_PROBLEM TO SOLVE_
Output all of the data below exactly as given.

(Source records)

• • • • • • •

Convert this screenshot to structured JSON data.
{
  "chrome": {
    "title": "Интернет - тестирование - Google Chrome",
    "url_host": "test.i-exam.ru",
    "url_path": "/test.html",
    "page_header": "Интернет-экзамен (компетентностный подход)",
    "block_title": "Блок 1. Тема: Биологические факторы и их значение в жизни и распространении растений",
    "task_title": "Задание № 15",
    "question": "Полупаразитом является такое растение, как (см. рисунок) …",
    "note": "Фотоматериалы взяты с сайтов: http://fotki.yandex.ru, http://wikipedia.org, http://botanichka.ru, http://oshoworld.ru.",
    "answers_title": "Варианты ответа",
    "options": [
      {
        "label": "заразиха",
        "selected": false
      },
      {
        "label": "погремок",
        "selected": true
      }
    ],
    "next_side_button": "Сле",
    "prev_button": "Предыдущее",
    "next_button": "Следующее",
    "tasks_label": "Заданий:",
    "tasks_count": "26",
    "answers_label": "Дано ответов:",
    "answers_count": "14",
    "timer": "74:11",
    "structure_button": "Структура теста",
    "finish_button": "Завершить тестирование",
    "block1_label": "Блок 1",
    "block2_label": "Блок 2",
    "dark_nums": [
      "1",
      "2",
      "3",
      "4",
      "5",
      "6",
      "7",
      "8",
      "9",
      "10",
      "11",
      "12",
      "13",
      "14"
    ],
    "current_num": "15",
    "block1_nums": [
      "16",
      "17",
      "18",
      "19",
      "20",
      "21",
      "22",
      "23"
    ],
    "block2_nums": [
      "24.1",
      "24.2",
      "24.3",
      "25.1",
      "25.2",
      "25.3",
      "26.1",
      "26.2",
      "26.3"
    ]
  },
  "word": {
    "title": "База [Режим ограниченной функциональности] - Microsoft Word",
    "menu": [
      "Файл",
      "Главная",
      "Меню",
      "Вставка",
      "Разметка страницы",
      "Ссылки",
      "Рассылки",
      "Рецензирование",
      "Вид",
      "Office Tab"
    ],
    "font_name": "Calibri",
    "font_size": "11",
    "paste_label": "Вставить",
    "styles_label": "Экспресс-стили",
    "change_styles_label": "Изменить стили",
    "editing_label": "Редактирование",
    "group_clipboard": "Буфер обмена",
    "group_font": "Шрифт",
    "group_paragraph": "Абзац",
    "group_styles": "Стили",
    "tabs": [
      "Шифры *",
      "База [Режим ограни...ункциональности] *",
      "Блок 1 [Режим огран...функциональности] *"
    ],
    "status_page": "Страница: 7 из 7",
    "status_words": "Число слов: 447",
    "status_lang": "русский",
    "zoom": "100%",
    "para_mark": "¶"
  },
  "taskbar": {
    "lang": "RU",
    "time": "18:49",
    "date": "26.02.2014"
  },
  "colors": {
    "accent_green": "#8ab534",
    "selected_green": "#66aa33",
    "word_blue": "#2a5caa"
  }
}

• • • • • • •

_RESPONSE FOR THIS EXERCISE_
Convert this screenshot to structured JSON data.
{
  "chrome": {
    "title": "Интернет - тестирование - Google Chrome",
    "url_host": "test.i-exam.ru",
    "url_path": "/test.html",
    "page_header": "Интернет-экзамен (компетентностный подход)",
    "block_title": "Блок 1. Тема: Биологические факторы и их значение в жизни и распространении растений",
    "task_title": "Задание № 15",
    "question": "Полупаразитом является такое растение, как (см. рисунок) …",
    "note": "Фотоматериалы взяты с сайтов: http://fotki.yandex.ru, http://wikipedia.org, http://botanichka.ru, http://oshoworld.ru.",
    "answers_title": "Варианты ответа",
    "options": [
      {
        "label": "заразиха",
        "selected": false
      },
      {
        "label": "погремок",
        "selected": true
      }
    ],
    "next_side_button": "Сле",
    "prev_button": "Предыдущее",
    "next_button": "Следующее",
    "tasks_label": "Заданий:",
    "tasks_count": "26",
    "answers_label": "Дано ответов:",
    "answers_count": "14",
    "timer": "74:11",
    "structure_button": "Структура теста",
    "finish_button": "Завершить тестирование",
    "block1_label": "Блок 1",
    "block2_label": "Блок 2",
    "dark_nums": [
      "1",
      "2",
      "3",
      "4",
      "5",
      "6",
      "7",
      "8",
      "9",
      "10",
      "11",
      "12",
      "13",
      "14"
    ],
    "current_num": "15",
    "block1_nums": [
      "16",
      "17",
      "18",
      "19",
      "20",
      "21",
      "22",
      "23"
    ],
    "block2_nums": [
      "24.1",
      "24.2",
      "24.3",
      "25.1",
      "25.2",
      "25.3",
      "26.1",
      "26.2",
      "26.3"
    ]
  },
  "word": {
    "title": "База [Режим ограниченной функциональности] - Microsoft Word",
    "menu": [
      "Файл",
      "Главная",
      "Меню",
      "Вставка",
      "Разметка страницы",
      "Ссылки",
      "Рассылки",
      "Рецензирование",
      "Вид",
      "Office Tab"
    ],
    "font_name": "Calibri",
    "font_size": "11",
    "paste_label": "Вставить",
    "styles_label": "Экспресс-стили",
    "change_styles_label": "Изменить стили",
    "editing_label": "Редактирование",
    "group_clipboard": "Буфер обмена",
    "group_font": "Шрифт",
    "group_paragraph": "Абзац",
    "group_styles": "Стили",
    "tabs": [
      "Шифры *",
      "База [Режим ограни...ункциональности] *",
      "Блок 1 [Режим огран...функциональности] *"
    ],
    "status_page": "Страница: 7 из 7",
    "status_words": "Число слов: 447",
    "status_lang": "русский",
    "zoom": "100%",
    "para_mark": "¶"
  },
  "taskbar": {
    "lang": "RU",
    "time": "18:49",
    "date": "26.02.2014"
  },
  "colors": {
    "accent_green": "#8ab534",
    "selected_green": "#66aa33",
    "word_blue": "#2a5caa"
  }
}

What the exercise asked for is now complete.